● **Supplied records**
>>>>
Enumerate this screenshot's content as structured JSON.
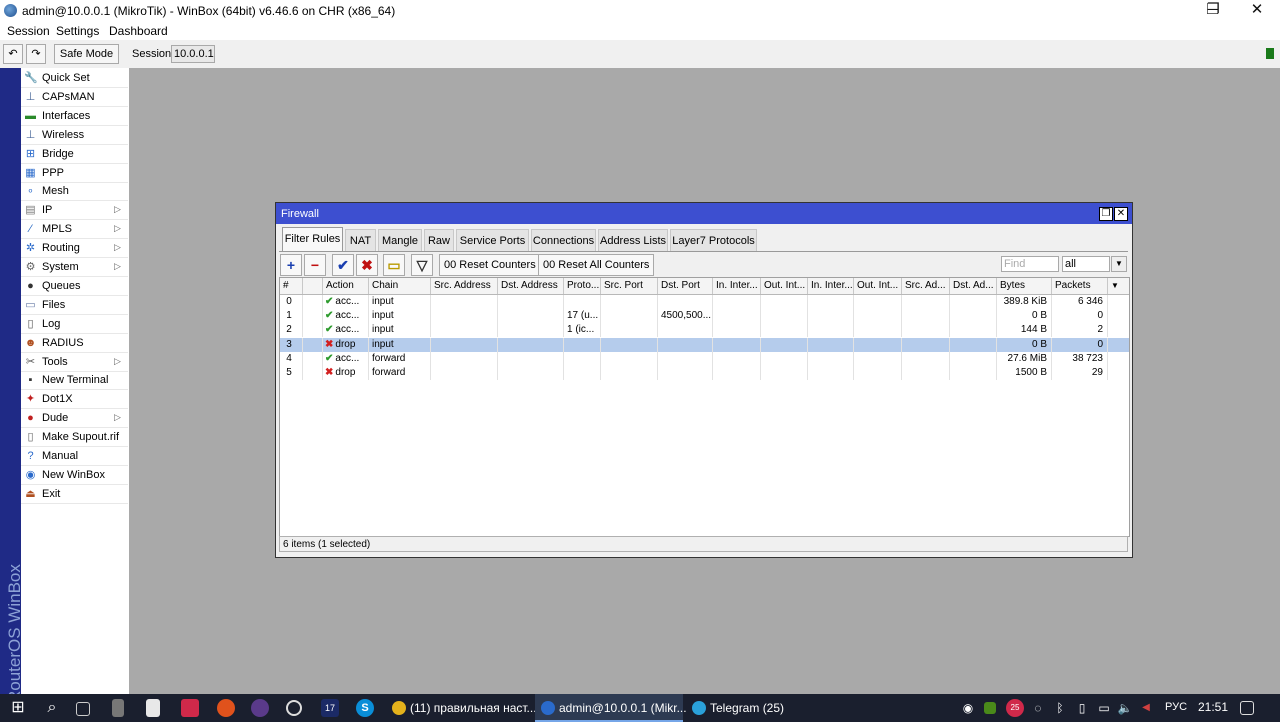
{
  "window": {
    "title": "admin@10.0.0.1 (MikroTik) - WinBox (64bit) v6.46.6 on CHR (x86_64)",
    "minimize": "─",
    "maximize": "❐",
    "close": "✕"
  },
  "menubar": {
    "session": "Session",
    "settings": "Settings",
    "dashboard": "Dashboard"
  },
  "toolbar": {
    "undo_icon": "↶",
    "redo_icon": "↷",
    "safe_mode": "Safe Mode",
    "session_label": "Session:",
    "session_value": "10.0.0.1"
  },
  "sidebar": {
    "vertical_text": "RouterOS WinBox",
    "items": [
      {
        "label": "Quick Set",
        "icon": "🔧",
        "submenu": false
      },
      {
        "label": "CAPsMAN",
        "icon": "⊥",
        "submenu": false
      },
      {
        "label": "Interfaces",
        "icon": "▬",
        "submenu": false
      },
      {
        "label": "Wireless",
        "icon": "⊥",
        "submenu": false
      },
      {
        "label": "Bridge",
        "icon": "⊞",
        "submenu": false
      },
      {
        "label": "PPP",
        "icon": "▦",
        "submenu": false
      },
      {
        "label": "Mesh",
        "icon": "∘",
        "submenu": false
      },
      {
        "label": "IP",
        "icon": "▤",
        "submenu": true
      },
      {
        "label": "MPLS",
        "icon": "⁄",
        "submenu": true
      },
      {
        "label": "Routing",
        "icon": "✲",
        "submenu": true
      },
      {
        "label": "System",
        "icon": "⚙",
        "submenu": true
      },
      {
        "label": "Queues",
        "icon": "●",
        "submenu": false
      },
      {
        "label": "Files",
        "icon": "▭",
        "submenu": false
      },
      {
        "label": "Log",
        "icon": "▯",
        "submenu": false
      },
      {
        "label": "RADIUS",
        "icon": "☻",
        "submenu": false
      },
      {
        "label": "Tools",
        "icon": "✂",
        "submenu": true
      },
      {
        "label": "New Terminal",
        "icon": "▪",
        "submenu": false
      },
      {
        "label": "Dot1X",
        "icon": "✦",
        "submenu": false
      },
      {
        "label": "Dude",
        "icon": "●",
        "submenu": true
      },
      {
        "label": "Make Supout.rif",
        "icon": "▯",
        "submenu": false
      },
      {
        "label": "Manual",
        "icon": "?",
        "submenu": false
      },
      {
        "label": "New WinBox",
        "icon": "◉",
        "submenu": false
      },
      {
        "label": "Exit",
        "icon": "⏏",
        "submenu": false
      }
    ],
    "submenu_arrow": "▷"
  },
  "firewall": {
    "title": "Firewall",
    "restore_icon": "❐",
    "close_icon": "✕",
    "tabs": [
      "Filter Rules",
      "NAT",
      "Mangle",
      "Raw",
      "Service Ports",
      "Connections",
      "Address Lists",
      "Layer7 Protocols"
    ],
    "active_tab": 0,
    "buttons": {
      "add": "+",
      "remove": "−",
      "enable": "✔",
      "disable": "✖",
      "comment": "▭",
      "filter": "▽",
      "reset_counters": "00 Reset Counters",
      "reset_all_counters": "00 Reset All Counters"
    },
    "find_placeholder": "Find",
    "filter_select": "all",
    "dropdown_icon": "▼",
    "columns": [
      "#",
      "",
      "Action",
      "Chain",
      "Src. Address",
      "Dst. Address",
      "Proto...",
      "Src. Port",
      "Dst. Port",
      "In. Inter...",
      "Out. Int...",
      "In. Inter...",
      "Out. Int...",
      "Src. Ad...",
      "Dst. Ad...",
      "Bytes",
      "Packets"
    ],
    "rows": [
      {
        "num": "0",
        "action_icon": "✔",
        "action": "acc...",
        "chain": "input",
        "proto": "",
        "dst_port": "",
        "bytes": "389.8 KiB",
        "packets": "6 346",
        "ok": true,
        "selected": false
      },
      {
        "num": "1",
        "action_icon": "✔",
        "action": "acc...",
        "chain": "input",
        "proto": "17 (u...",
        "dst_port": "4500,500...",
        "bytes": "0 B",
        "packets": "0",
        "ok": true,
        "selected": false
      },
      {
        "num": "2",
        "action_icon": "✔",
        "action": "acc...",
        "chain": "input",
        "proto": "1 (ic...",
        "dst_port": "",
        "bytes": "144 B",
        "packets": "2",
        "ok": true,
        "selected": false
      },
      {
        "num": "3",
        "action_icon": "✖",
        "action": "drop",
        "chain": "input",
        "proto": "",
        "dst_port": "",
        "bytes": "0 B",
        "packets": "0",
        "ok": false,
        "selected": true
      },
      {
        "num": "4",
        "action_icon": "✔",
        "action": "acc...",
        "chain": "forward",
        "proto": "",
        "dst_port": "",
        "bytes": "27.6 MiB",
        "packets": "38 723",
        "ok": true,
        "selected": false
      },
      {
        "num": "5",
        "action_icon": "✖",
        "action": "drop",
        "chain": "forward",
        "proto": "",
        "dst_port": "",
        "bytes": "1500 B",
        "packets": "29",
        "ok": false,
        "selected": false
      }
    ],
    "status": "6 items (1 selected)"
  },
  "taskbar": {
    "start_icon": "⊞",
    "search_icon": "⌕",
    "apps": [
      {
        "label": "(11) правильная наст...",
        "active": false
      },
      {
        "label": "admin@10.0.0.1 (Mikr...",
        "active": true
      },
      {
        "label": "Telegram (25)",
        "active": false
      }
    ],
    "badge_count": "25",
    "pinned_badge": "17",
    "language": "РУС",
    "time": "21:51"
  },
  "colors": {
    "accent_blue": "#3d4fd0",
    "sidebar_strip": "#1f2a86",
    "selected_row": "#b5ccec",
    "accept_green": "#2e9b2e",
    "drop_red": "#d22020"
  }
}
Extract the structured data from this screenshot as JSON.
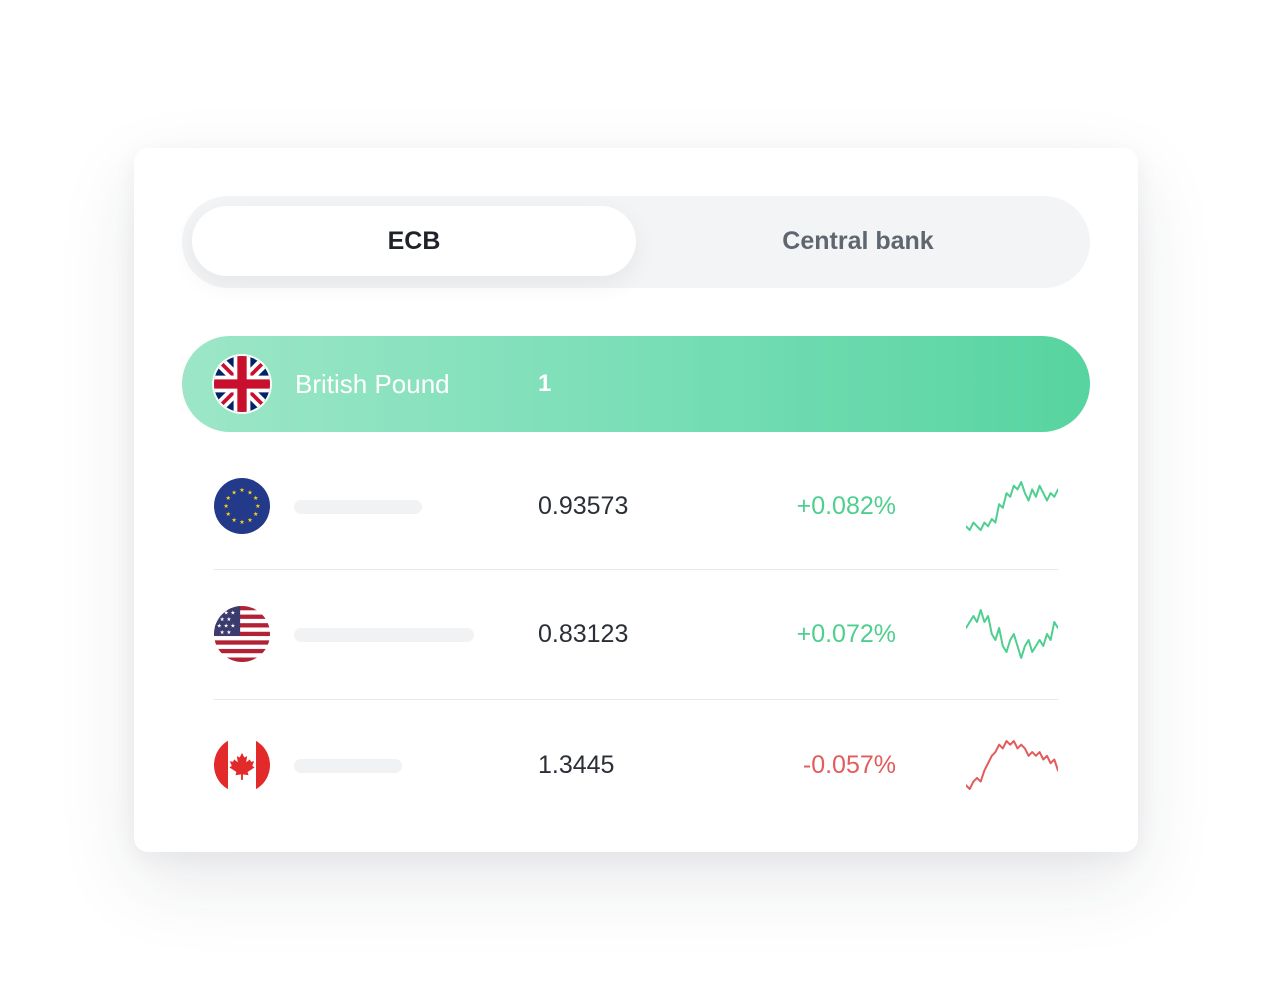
{
  "tabs": {
    "active_label": "ECB",
    "inactive_label": "Central bank"
  },
  "base": {
    "currency": "British Pound",
    "rate": "1",
    "flag_icon": "uk-flag-icon"
  },
  "rows": [
    {
      "flag_icon": "eu-flag-icon",
      "rate": "0.93573",
      "change": "+0.082%",
      "trend": "up",
      "color": "#4fcf8f",
      "sparkline": [
        2,
        1,
        3,
        2,
        1,
        3,
        2,
        4,
        3,
        8,
        7,
        11,
        10,
        13,
        12,
        14,
        11,
        9,
        12,
        10,
        13,
        11,
        9,
        11,
        10,
        12
      ]
    },
    {
      "flag_icon": "us-flag-icon",
      "rate": "0.83123",
      "change": "+0.072%",
      "trend": "up",
      "color": "#4fcf8f",
      "sparkline": [
        8,
        9,
        10,
        9,
        11,
        9,
        10,
        7,
        6,
        8,
        5,
        4,
        6,
        7,
        5,
        3,
        5,
        6,
        4,
        5,
        6,
        5,
        7,
        6,
        9,
        8
      ]
    },
    {
      "flag_icon": "ca-flag-icon",
      "rate": "1.3445",
      "change": "-0.057%",
      "trend": "down",
      "color": "#e25c5c",
      "sparkline": [
        1,
        0,
        2,
        3,
        2,
        5,
        7,
        9,
        10,
        12,
        11,
        13,
        12,
        13,
        11,
        12,
        11,
        9,
        10,
        9,
        10,
        8,
        9,
        7,
        8,
        5
      ]
    }
  ],
  "colors": {
    "accent_green": "#5ad4a2",
    "positive": "#4fcf8f",
    "negative": "#e25c5c"
  }
}
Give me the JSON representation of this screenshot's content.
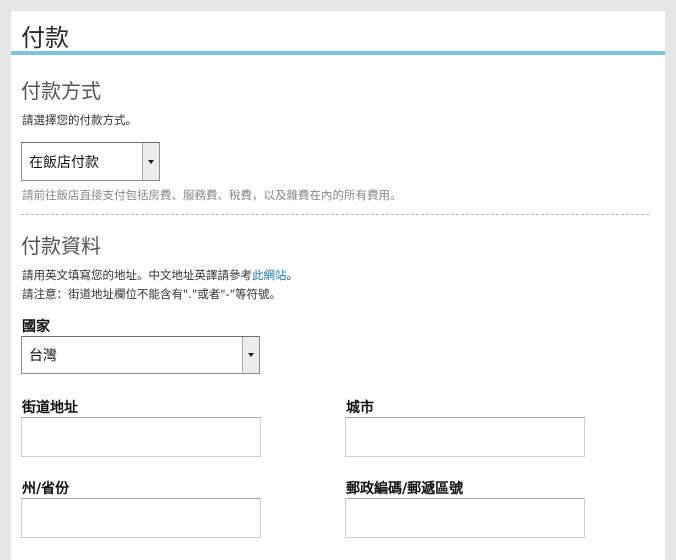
{
  "page": {
    "title": "付款"
  },
  "payment_method": {
    "heading": "付款方式",
    "instruction": "請選擇您的付款方式。",
    "selected": "在飯店付款",
    "note": "請前往飯店直接支付包括房費、服務費、稅費，以及雜費在內的所有費用。"
  },
  "payment_info": {
    "heading": "付款資料",
    "instruction_prefix": "請用英文填寫您的地址。中文地址英譯請參考",
    "instruction_link": "此網站",
    "instruction_suffix": "。",
    "caution": "請注意：街道地址欄位不能含有\".\"或者\"-\"等符號。"
  },
  "form": {
    "country_label": "國家",
    "country_value": "台灣",
    "street_label": "街道地址",
    "street_value": "",
    "city_label": "城市",
    "city_value": "",
    "state_label": "州/省份",
    "state_value": "",
    "postal_label": "郵政編碼/郵遞區號",
    "postal_value": ""
  },
  "colors": {
    "accent_rule": "#7ec3d8",
    "link": "#1a7cb3",
    "background": "#e6e6e6"
  }
}
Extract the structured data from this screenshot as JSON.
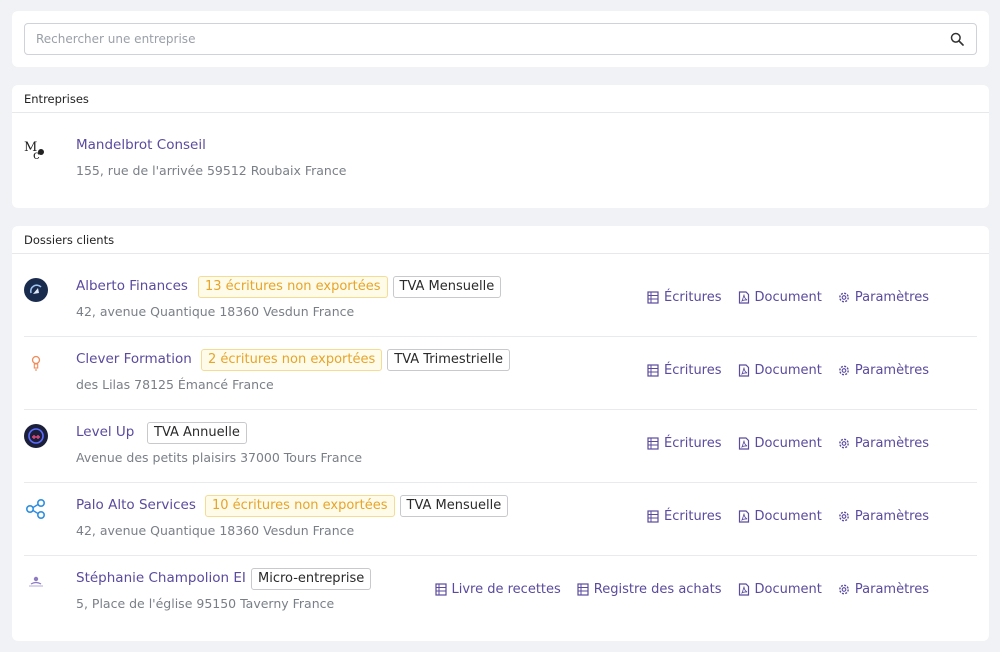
{
  "search": {
    "placeholder": "Rechercher une entreprise"
  },
  "entreprises": {
    "title": "Entreprises",
    "items": [
      {
        "name": "Mandelbrot Conseil",
        "address": "155, rue de l'arrivée 59512 Roubaix France"
      }
    ]
  },
  "dossiers": {
    "title": "Dossiers clients",
    "items": [
      {
        "name": "Alberto Finances",
        "address": "42, avenue Quantique 18360 Vesdun France",
        "badge_warn": "13 écritures non exportées",
        "badge_tva": "TVA Mensuelle",
        "actions": [
          "Écritures",
          "Document",
          "Paramètres"
        ]
      },
      {
        "name": "Clever Formation",
        "address": "des Lilas 78125 Émancé France",
        "badge_warn": "2 écritures non exportées",
        "badge_tva": "TVA Trimestrielle",
        "actions": [
          "Écritures",
          "Document",
          "Paramètres"
        ]
      },
      {
        "name": "Level Up",
        "address": "Avenue des petits plaisirs 37000 Tours France",
        "badge_tva": "TVA Annuelle",
        "actions": [
          "Écritures",
          "Document",
          "Paramètres"
        ]
      },
      {
        "name": "Palo Alto Services",
        "address": "42, avenue Quantique 18360 Vesdun France",
        "badge_warn": "10 écritures non exportées",
        "badge_tva": "TVA Mensuelle",
        "actions": [
          "Écritures",
          "Document",
          "Paramètres"
        ]
      },
      {
        "name": "Stéphanie Champolion EI",
        "address": "5, Place de l'église 95150 Taverny France",
        "badge_tva": "Micro-entreprise",
        "actions": [
          "Livre de recettes",
          "Registre des achats",
          "Document",
          "Paramètres"
        ]
      }
    ]
  },
  "colors": {
    "accent": "#5b4a9e",
    "warning_text": "#e6a42a",
    "warning_bg": "#fffbe9",
    "page_bg": "#f1f2f5"
  }
}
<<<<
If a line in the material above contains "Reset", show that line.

● **Problem solution**
      "reset_counters": "00 Reset Counters",
      "reset_all_counters": "00 Reset All Counters"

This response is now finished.